Alexander Technique and Back Pain
One of the most common applications of the Alexander Technique is in the resolution of back pain. A large-scale clinical study published in the British Medical Journal has shown that “lessons in the Alexander Technique led to important patient improvement in function, quality of life and reduction of days in back pain”. The randomised controlled trial, involving 579 individuals with chronic, non-specific lower back pain, assessed the benefits of surgery alternative therapies such as massage therapy and general practitioner care. It offered clear proof that of all the approaches tested, the Alexander Technique proved to be the most beneficial as a long-term method of reducing back-pain. See our Resources section for more information on the range of issues that can be assisted by the Technique.
An Alternative to Medical Interventions
This is no surprise to those who are familiar with the Alexander Technique as an alternative therapy. As Alexander Technique teachers, we often see people who have tried to alleviate back and other physical pain and tension through modalities including surgery, chiropractic, physiotherapy, heat treatment, massage, exercise and drugs, often with minimal ongoing results.
The Alexander Technique is different. We deal with the underlying causes of the pain. Poor posture, faulty movement patterns and chronic muscular contraction are all conditions which result in tension and pain, but which usually go unnoticed by medical professionals. These are the very things that often lead to recurrent or chronic pain.
With gentle guidance from an Alexander teacher, your posture and movement will improve, and you will begin to undo chronic muscular contractions. As you progress, the associated pain will begin to lessen. Often after just one or two lessons, a student will notice dysfunctional behaviours and be able to make positive changes in themselves.
Chronic and Recurring Pain
While many treatments can ease acute spasms or physical injuries, treating ongoing chronic painful conditions is where Alexander Technique can make a real difference.

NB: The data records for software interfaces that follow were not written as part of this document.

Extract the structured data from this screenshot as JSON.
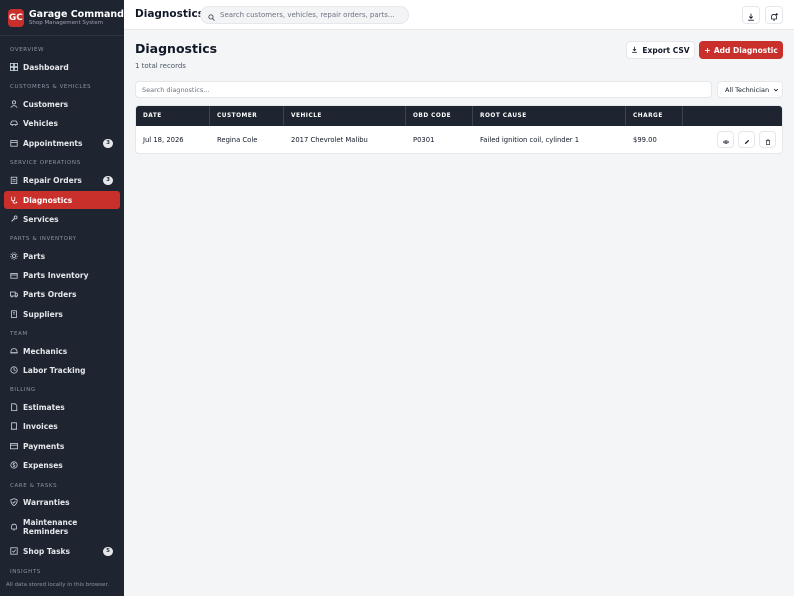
{
  "brand": {
    "logo": "GC",
    "title": "Garage Command",
    "subtitle": "Shop Management System"
  },
  "sidebar": {
    "sections": [
      "Overview",
      "Customers & Vehicles",
      "Service Operations",
      "Parts & Inventory",
      "Team",
      "Billing",
      "Care & Tasks",
      "Insights"
    ],
    "items": [
      {
        "label": "Dashboard",
        "icon": "grid-icon"
      },
      {
        "label": "Customers",
        "icon": "users-icon"
      },
      {
        "label": "Vehicles",
        "icon": "car-icon"
      },
      {
        "label": "Appointments",
        "icon": "calendar-icon",
        "badge": "3"
      },
      {
        "label": "Repair Orders",
        "icon": "clipboard-icon",
        "badge": "3"
      },
      {
        "label": "Diagnostics",
        "icon": "stethoscope-icon"
      },
      {
        "label": "Services",
        "icon": "wrench-icon"
      },
      {
        "label": "Parts",
        "icon": "gear-icon"
      },
      {
        "label": "Parts Inventory",
        "icon": "boxes-icon"
      },
      {
        "label": "Parts Orders",
        "icon": "truck-icon"
      },
      {
        "label": "Suppliers",
        "icon": "building-icon"
      },
      {
        "label": "Mechanics",
        "icon": "hardhat-icon"
      },
      {
        "label": "Labor Tracking",
        "icon": "clock-icon"
      },
      {
        "label": "Estimates",
        "icon": "document-icon"
      },
      {
        "label": "Invoices",
        "icon": "receipt-icon"
      },
      {
        "label": "Payments",
        "icon": "credit-card-icon"
      },
      {
        "label": "Expenses",
        "icon": "dollar-icon"
      },
      {
        "label": "Warranties",
        "icon": "shield-icon"
      },
      {
        "label": "Maintenance Reminders",
        "icon": "bell-icon"
      },
      {
        "label": "Shop Tasks",
        "icon": "checkbox-icon",
        "badge": "5"
      }
    ],
    "footer": "All data stored locally in this browser."
  },
  "topbar": {
    "title": "Diagnostics",
    "search_placeholder": "Search customers, vehicles, repair orders, parts...",
    "icons": [
      "download-icon",
      "notification-icon"
    ]
  },
  "main": {
    "title": "Diagnostics",
    "records": "1 total records",
    "export_label": "Export CSV",
    "add_label": "Add Diagnostic",
    "filter_placeholder": "Search diagnostics...",
    "technician_filter": "All Technician",
    "columns": [
      "Date",
      "Customer",
      "Vehicle",
      "OBD Code",
      "Root Cause",
      "Charge"
    ],
    "rows": [
      {
        "date": "Jul 18, 2026",
        "customer": "Regina Cole",
        "vehicle": "2017 Chevrolet Malibu",
        "obd": "P0301",
        "cause": "Failed ignition coil, cylinder 1",
        "charge": "$99.00"
      }
    ]
  },
  "colors": {
    "accent": "#c9302c",
    "sidebar": "#1e2530",
    "background": "#f4f5f7"
  }
}
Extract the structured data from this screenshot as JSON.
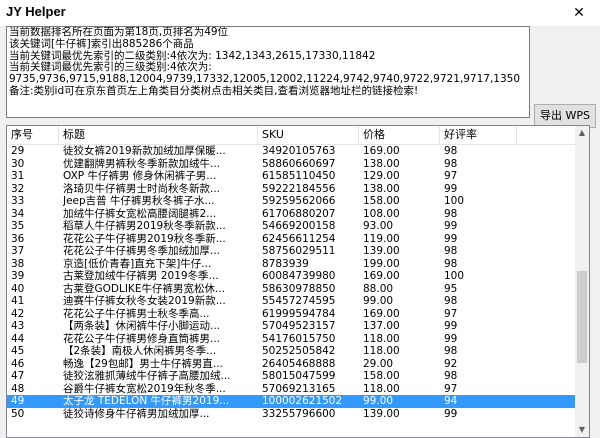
{
  "window": {
    "title": "JY Helper",
    "close_glyph": "✕"
  },
  "info": {
    "lines": [
      "当前数据排名所在页面为第18页,页排名为49位",
      "该关键词[牛仔裤]索引出885286个商品",
      "当前关键词最优先索引的二级类别:4依次为: 1342,1343,2615,17330,11842",
      "当前关键词最优先索引的三级类别:4依次为:",
      "9735,9736,9715,9188,12004,9739,17332,12005,12002,11224,9742,9740,9722,9721,9717,1350",
      "备注:类别id可在京东首页左上角类目分类树点击相关类目,查看浏览器地址栏的链接检索!"
    ]
  },
  "export_button": {
    "label": "导出 WPS"
  },
  "table": {
    "columns": [
      "序号",
      "标题",
      "SKU",
      "价格",
      "好评率"
    ],
    "selected_index": 20,
    "rows": [
      [
        "29",
        "徒狡女裤2019新款加绒加厚保暖...",
        "34920105763",
        "169.00",
        "98"
      ],
      [
        "30",
        "优建翻牌男裤秋冬季新款加绒牛...",
        "58860660697",
        "138.00",
        "98"
      ],
      [
        "31",
        "OXP 牛仔裤男 修身休闲裤子男...",
        "61585110450",
        "129.00",
        "97"
      ],
      [
        "32",
        "洛琦贝牛仔裤男士时尚秋冬新款...",
        "59222184556",
        "138.00",
        "99"
      ],
      [
        "33",
        "Jeep吉普 牛仔裤男秋冬裤子水...",
        "59259562066",
        "158.00",
        "100"
      ],
      [
        "34",
        "加绒牛仔裤女宽松高腰阔腿裤2...",
        "61706880207",
        "108.00",
        "98"
      ],
      [
        "35",
        "稻草人牛仔裤男2019秋冬季新款...",
        "54669200158",
        "93.00",
        "99"
      ],
      [
        "36",
        "花花公子牛仔裤男2019秋冬季新...",
        "62456611254",
        "119.00",
        "99"
      ],
      [
        "37",
        "花花公子牛仔裤男冬季加绒加厚...",
        "58756029511",
        "139.00",
        "98"
      ],
      [
        "38",
        "京造[低价青春]直充下架]牛仔...",
        "8783939",
        "199.00",
        "98"
      ],
      [
        "39",
        "古莱登加绒牛仔裤男 2019冬季...",
        "60084739980",
        "169.00",
        "100"
      ],
      [
        "40",
        "古莱登GODLIKE牛仔裤男宽松休...",
        "58630978850",
        "88.00",
        "95"
      ],
      [
        "41",
        "迪赛牛仔裤女秋冬女装2019新款...",
        "55457274595",
        "99.00",
        "98"
      ],
      [
        "42",
        "花花公子牛仔裤男士秋冬季高...",
        "61999594784",
        "169.00",
        "97"
      ],
      [
        "43",
        "【两条装】休闲裤牛仔小脚运动...",
        "57049523157",
        "137.00",
        "99"
      ],
      [
        "44",
        "花花公子牛仔裤男修身直筒裤男...",
        "54176015750",
        "118.00",
        "99"
      ],
      [
        "45",
        "【2条装】南极人休闲裤男冬季...",
        "50252505842",
        "118.00",
        "98"
      ],
      [
        "46",
        "畅逸【29包邮】男士牛仔裤男直...",
        "26405468888",
        "29.00",
        "92"
      ],
      [
        "47",
        "徒狡泫雅抓薄绒牛仔裤子高腰加绒...",
        "58015047599",
        "158.00",
        "98"
      ],
      [
        "48",
        "谷爵牛仔裤女宽松2019年秋冬季...",
        "57069213165",
        "118.00",
        "97"
      ],
      [
        "49",
        "太子龙 TEDELON 牛仔裤男2019...",
        "100002621502",
        "99.00",
        "94"
      ],
      [
        "50",
        "徒狡诗修身牛仔裤男加绒加厚...",
        "33255796600",
        "139.00",
        "99"
      ]
    ]
  },
  "icons": {
    "scroll_up": "▲",
    "scroll_down": "▼"
  }
}
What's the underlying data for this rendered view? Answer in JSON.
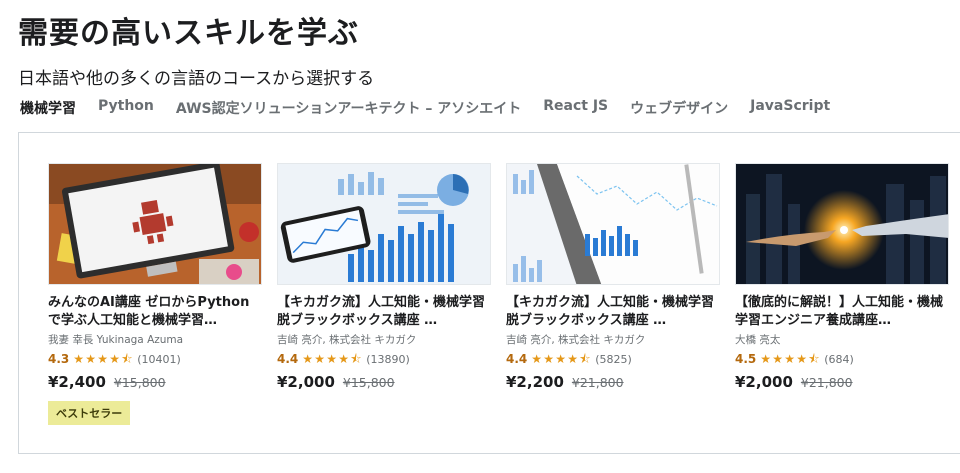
{
  "header": {
    "title": "需要の高いスキルを学ぶ",
    "subtitle": "日本語や他の多くの言語のコースから選択する"
  },
  "tabs": [
    {
      "label": "機械学習",
      "active": true
    },
    {
      "label": "Python",
      "active": false
    },
    {
      "label": "AWS認定ソリューションアーキテクト – アソシエイト",
      "active": false
    },
    {
      "label": "React JS",
      "active": false
    },
    {
      "label": "ウェブデザイン",
      "active": false
    },
    {
      "label": "JavaScript",
      "active": false
    }
  ],
  "courses": [
    {
      "title": "みんなのAI講座 ゼロからPythonで学ぶ人工知能と機械学習…",
      "author": "我妻 幸長 Yukinaga Azuma",
      "rating": "4.3",
      "stars": 4.3,
      "reviews": "(10401)",
      "price": "¥2,400",
      "original_price": "¥15,800",
      "badge": "ベストセラー",
      "thumbnail": "robot-on-monitor-image"
    },
    {
      "title": "【キカガク流】人工知能・機械学習 脱ブラックボックス講座 …",
      "author": "吉崎 亮介, 株式会社 キカガク",
      "rating": "4.4",
      "stars": 4.4,
      "reviews": "(13890)",
      "price": "¥2,000",
      "original_price": "¥15,800",
      "badge": "",
      "thumbnail": "charts-with-phone-image"
    },
    {
      "title": "【キカガク流】人工知能・機械学習 脱ブラックボックス講座 …",
      "author": "吉崎 亮介, 株式会社 キカガク",
      "rating": "4.4",
      "stars": 4.4,
      "reviews": "(5825)",
      "price": "¥2,200",
      "original_price": "¥21,800",
      "badge": "",
      "thumbnail": "charts-with-tablet-image"
    },
    {
      "title": "【徹底的に解説！】人工知能・機械学習エンジニア養成講座…",
      "author": "大橋 亮太",
      "rating": "4.5",
      "stars": 4.5,
      "reviews": "(684)",
      "price": "¥2,000",
      "original_price": "¥21,800",
      "badge": "",
      "thumbnail": "robot-hand-touch-image"
    }
  ],
  "colors": {
    "rating": "#b4690e",
    "star": "#e59819",
    "badge_bg": "#eceb98",
    "muted_text": "#6a6f73",
    "border": "#d1d7dc"
  }
}
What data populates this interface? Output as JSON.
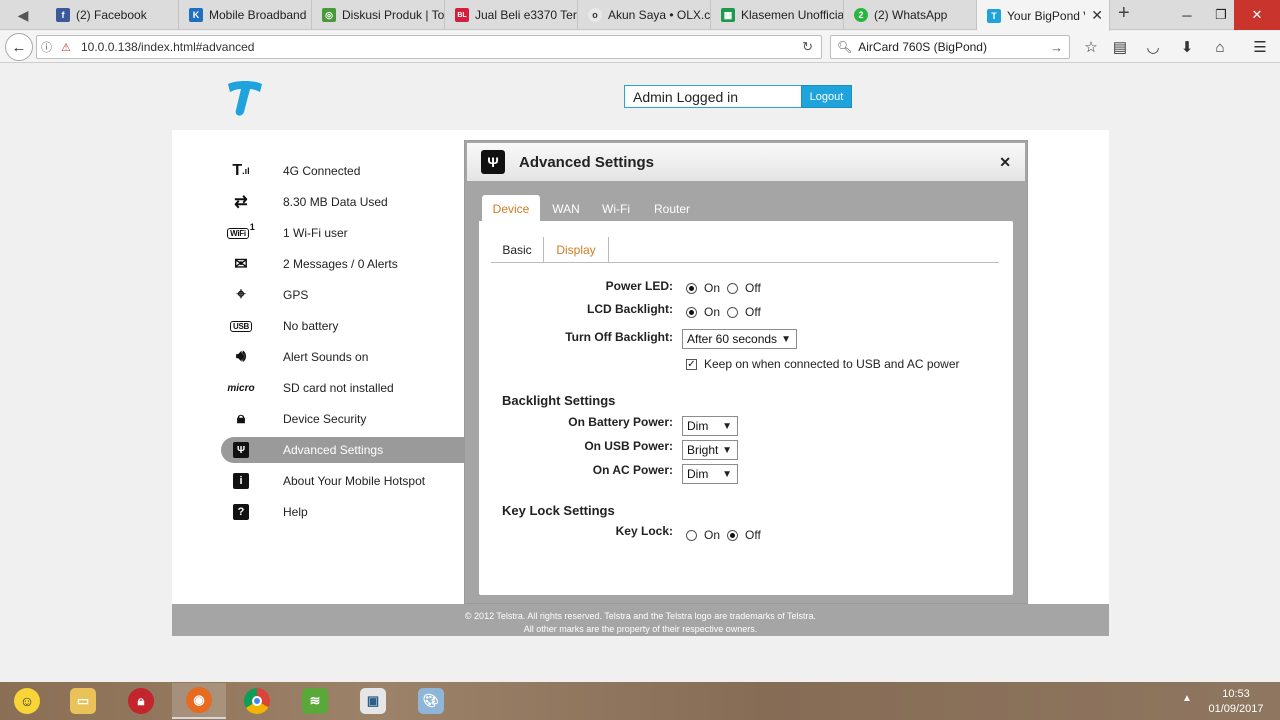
{
  "browser": {
    "tabs": [
      {
        "title": "(2) Facebook",
        "favicon_color": "#3b5998",
        "favicon_glyph": "f"
      },
      {
        "title": "Mobile Broadband",
        "favicon_color": "#1e6fbf",
        "favicon_glyph": "K"
      },
      {
        "title": "Diskusi Produk | To",
        "favicon_color": "#4a9a3c",
        "favicon_glyph": "◎"
      },
      {
        "title": "Jual Beli e3370 Terr",
        "favicon_color": "#d11f3c",
        "favicon_glyph": "BL"
      },
      {
        "title": "Akun Saya • OLX.co",
        "favicon_color": "#e8e8e8",
        "favicon_glyph": "o"
      },
      {
        "title": "Klasemen Unofficia",
        "favicon_color": "#1e9a4e",
        "favicon_glyph": "▦"
      },
      {
        "title": "(2) WhatsApp",
        "favicon_color": "#2ab540",
        "favicon_glyph": "2"
      },
      {
        "title": "Your BigPond V",
        "favicon_color": "#1ea3dd",
        "favicon_glyph": "T"
      }
    ],
    "url": "10.0.0.138/index.html#advanced",
    "search_value": "AirCard 760S (BigPond)"
  },
  "header": {
    "login_status": "Admin Logged in",
    "logout_label": "Logout"
  },
  "sidebar": {
    "items": [
      {
        "label": "4G Connected",
        "icon": "signal-icon"
      },
      {
        "label": "8.30 MB Data Used",
        "icon": "data-transfer-icon"
      },
      {
        "label": "1 Wi-Fi user",
        "icon": "wifi-icon",
        "icon_text": "WiFi",
        "sup": "1"
      },
      {
        "label": "2 Messages / 0 Alerts",
        "icon": "envelope-icon"
      },
      {
        "label": "GPS",
        "icon": "crosshair-icon"
      },
      {
        "label": "No battery",
        "icon": "usb-icon",
        "icon_text": "USB"
      },
      {
        "label": "Alert Sounds on",
        "icon": "speaker-icon"
      },
      {
        "label": "SD card not installed",
        "icon": "micro-sd-icon",
        "icon_text": "micro"
      },
      {
        "label": "Device Security",
        "icon": "lock-icon"
      },
      {
        "label": "Advanced Settings",
        "icon": "wrench-icon"
      },
      {
        "label": "About Your Mobile Hotspot",
        "icon": "info-icon"
      },
      {
        "label": "Help",
        "icon": "help-icon"
      }
    ],
    "active": "Advanced Settings"
  },
  "panel": {
    "title": "Advanced Settings",
    "tabs": [
      "Device",
      "WAN",
      "Wi-Fi",
      "Router"
    ],
    "active_tab": "Device",
    "subtabs": [
      "Basic",
      "Display"
    ],
    "active_subtab": "Display",
    "power_led": {
      "label": "Power LED:",
      "on": "On",
      "off": "Off",
      "value": "On"
    },
    "lcd_backlight": {
      "label": "LCD Backlight:",
      "on": "On",
      "off": "Off",
      "value": "On"
    },
    "turn_off_backlight": {
      "label": "Turn Off Backlight:",
      "value": "After 60 seconds"
    },
    "keep_on": {
      "label": "Keep on when connected to USB and AC power",
      "checked": true
    },
    "backlight_settings": {
      "heading": "Backlight Settings",
      "battery": {
        "label": "On Battery Power:",
        "value": "Dim"
      },
      "usb": {
        "label": "On USB Power:",
        "value": "Bright"
      },
      "ac": {
        "label": "On AC Power:",
        "value": "Dim"
      }
    },
    "key_lock_settings": {
      "heading": "Key Lock Settings",
      "key_lock": {
        "label": "Key Lock:",
        "on": "On",
        "off": "Off",
        "value": "Off"
      }
    }
  },
  "footer": {
    "line1": "© 2012 Telstra. All rights reserved. Telstra and the Telstra logo are trademarks of Telstra.",
    "line2": "All other marks are the property of their respective owners."
  },
  "taskbar": {
    "time": "10:53",
    "date": "01/09/2017"
  }
}
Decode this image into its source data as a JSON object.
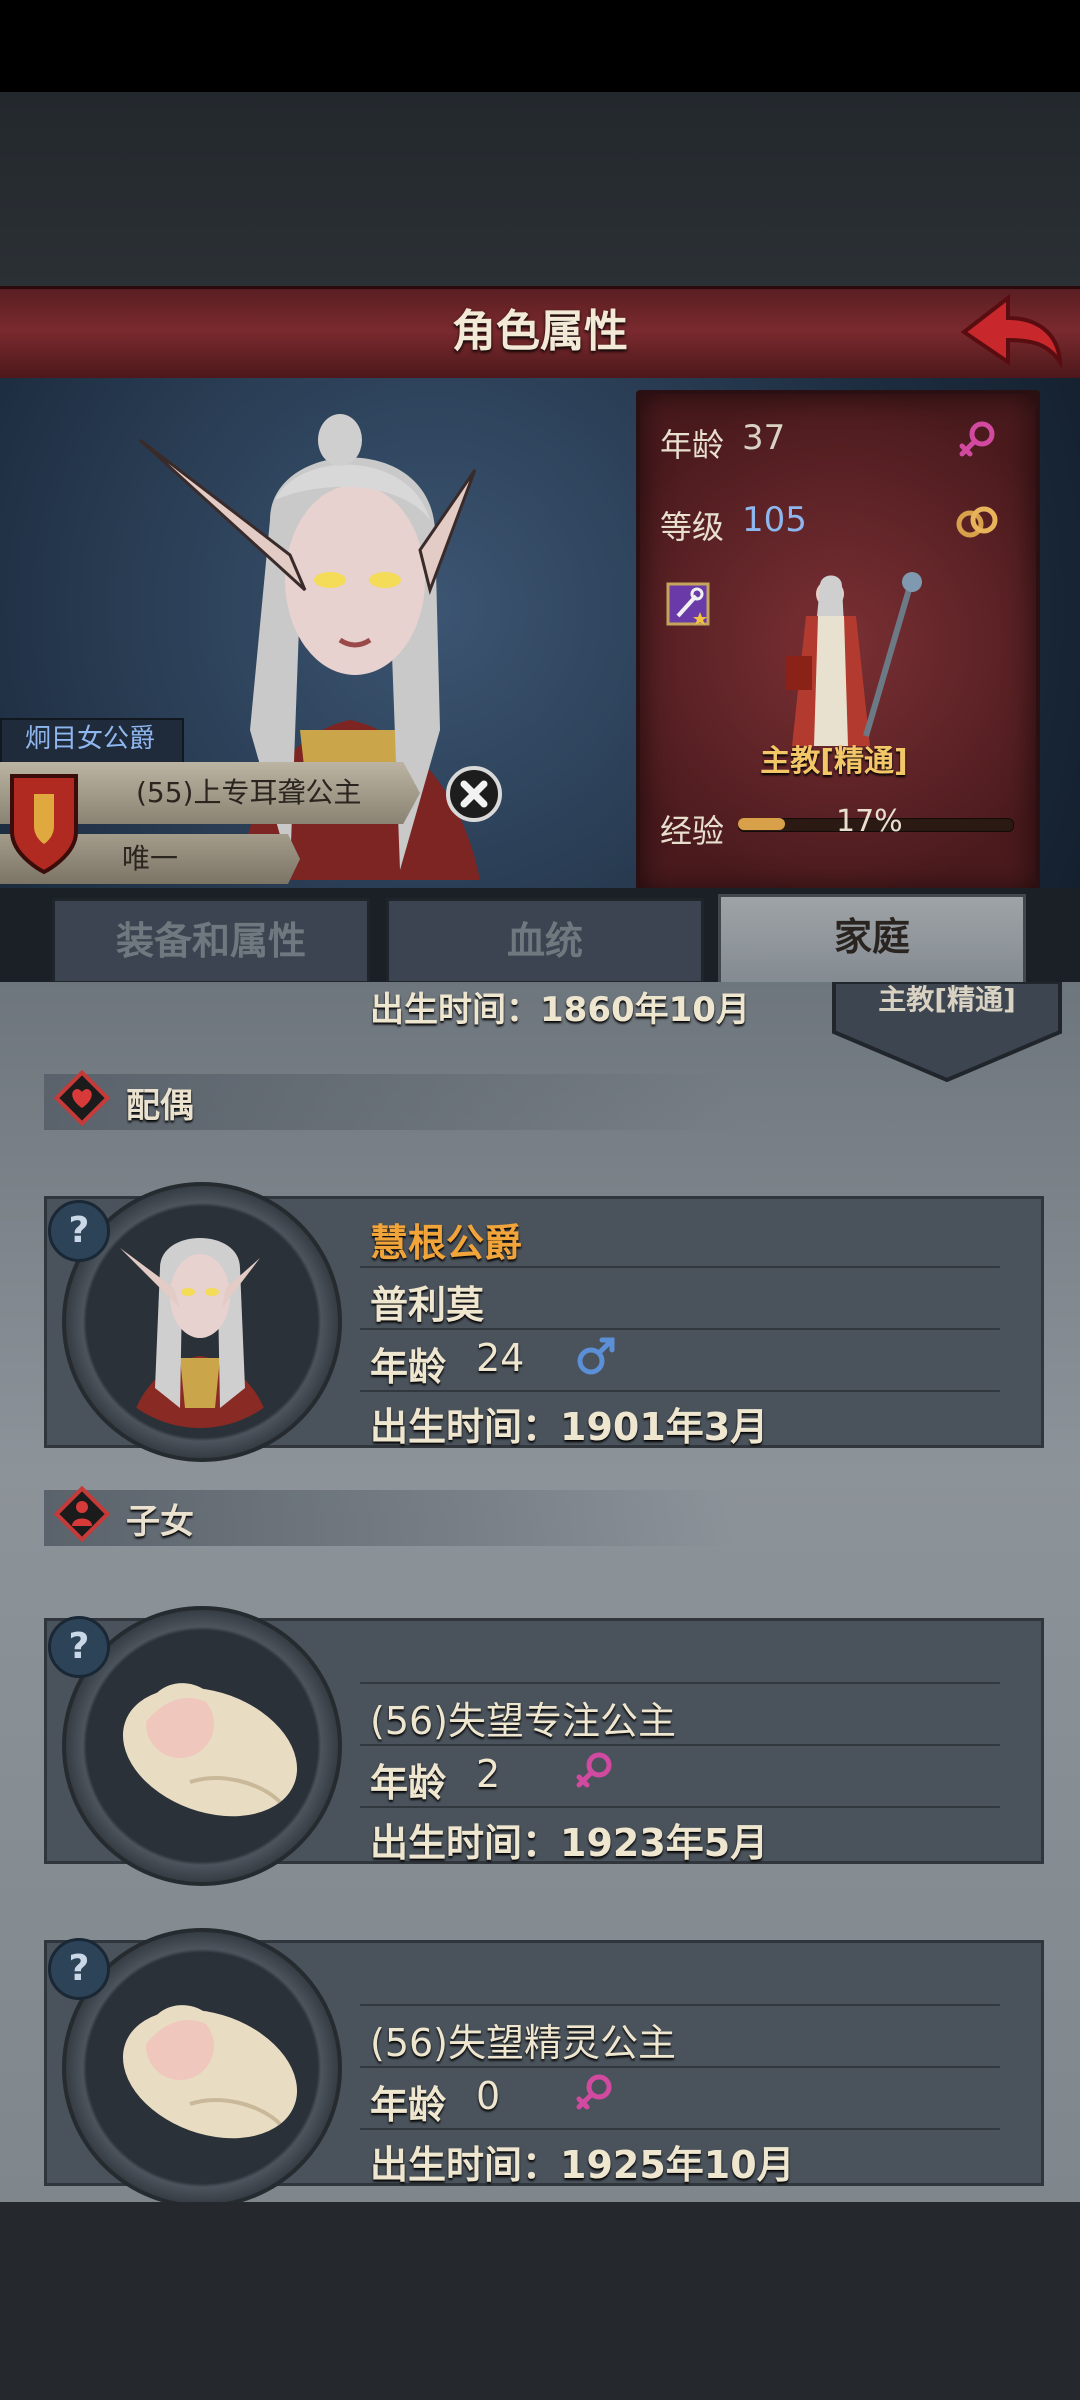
{
  "header": {
    "title": "角色属性"
  },
  "character": {
    "age_label": "年龄",
    "age": "37",
    "level_label": "等级",
    "level": "105",
    "class_name": "主教[精通]",
    "exp_label": "经验",
    "exp_percent_text": "17%",
    "exp_fraction": 0.17,
    "title_badge": "炯目女公爵",
    "name_badge": "(55)上专耳聋公主",
    "unique_badge": "唯一"
  },
  "tabs": [
    {
      "label": "装备和属性"
    },
    {
      "label": "血统"
    },
    {
      "label": "家庭"
    }
  ],
  "previous_entry": {
    "birth": "出生时间：1860年10月",
    "class_name": "主教[精通]"
  },
  "spouse_section": {
    "label": "配偶",
    "spouse": {
      "title": "慧根公爵",
      "name": "普利莫",
      "age_label": "年龄",
      "age": "24",
      "birth": "出生时间：1901年3月"
    }
  },
  "children_section": {
    "label": "子女",
    "children": [
      {
        "name": "(56)失望专注公主",
        "age_label": "年龄",
        "age": "2",
        "birth": "出生时间：1923年5月"
      },
      {
        "name": "(56)失望精灵公主",
        "age_label": "年龄",
        "age": "0",
        "birth": "出生时间：1925年10月"
      }
    ]
  },
  "qmark": "?",
  "colors": {
    "title_bar": "#7a2a2e",
    "gold_text": "#f0a43a",
    "level_blue": "#8fb7ef",
    "female": "#d14aa0",
    "male": "#5b8fd6"
  },
  "icons": [
    "back-arrow-icon",
    "female-icon",
    "rings-icon",
    "skill-staff-icon",
    "close-icon",
    "heart-icon",
    "child-icon",
    "male-icon",
    "question-icon",
    "shield-icon"
  ]
}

Medications for pain relief can be associated with side-effects while diagnosis can differ from one practitioner to another. And based on scans, people may receive a diagnosis of slipped disc, narrowing of the spinal canal or “degeneration” due to age. Many patients whose scans show ‘degeneration’, ‘slipped discs’, narrowing to the spinal canal and other diagnoses experience no significant pain, while others with ‘normal spines’ experience chronic pain.
Chronic pain conditions may be attributable to your accumulated movement and postural patterns and habits. The Alexander Technique will help you to notice and change ingrained habits of body and mind which may cause and sustain the pain cycle.
‘Neck problems are virtually an occupational hazard for Ear, Nose and Throat surgeons. I had serious problems during my working years, but hoped for relief on early retirement. This was not the case and limitation of cervical (and thoracic) movement became quite an intrusion on my life. Physiotherapy and medication gave only short-term improvement. On being introduced to the Alexander Technique I was somewhat sceptical that anything was going to work, but can only describe the relief gained, and maintained, as quite incredible. General posture has improved and neck mobility has returned to that last experienced more than twenty years ago. What more could one ask for?’
Kieran Tobin, M.B, B. Ch, BAO, FRCS(Eng), FRCS(Irl), D.L.O; Past-President of the Irish Otolaryngological, Head and Neck Society; Past-President of the E.N.T. Section of the Royal Society of Medicine of Ireland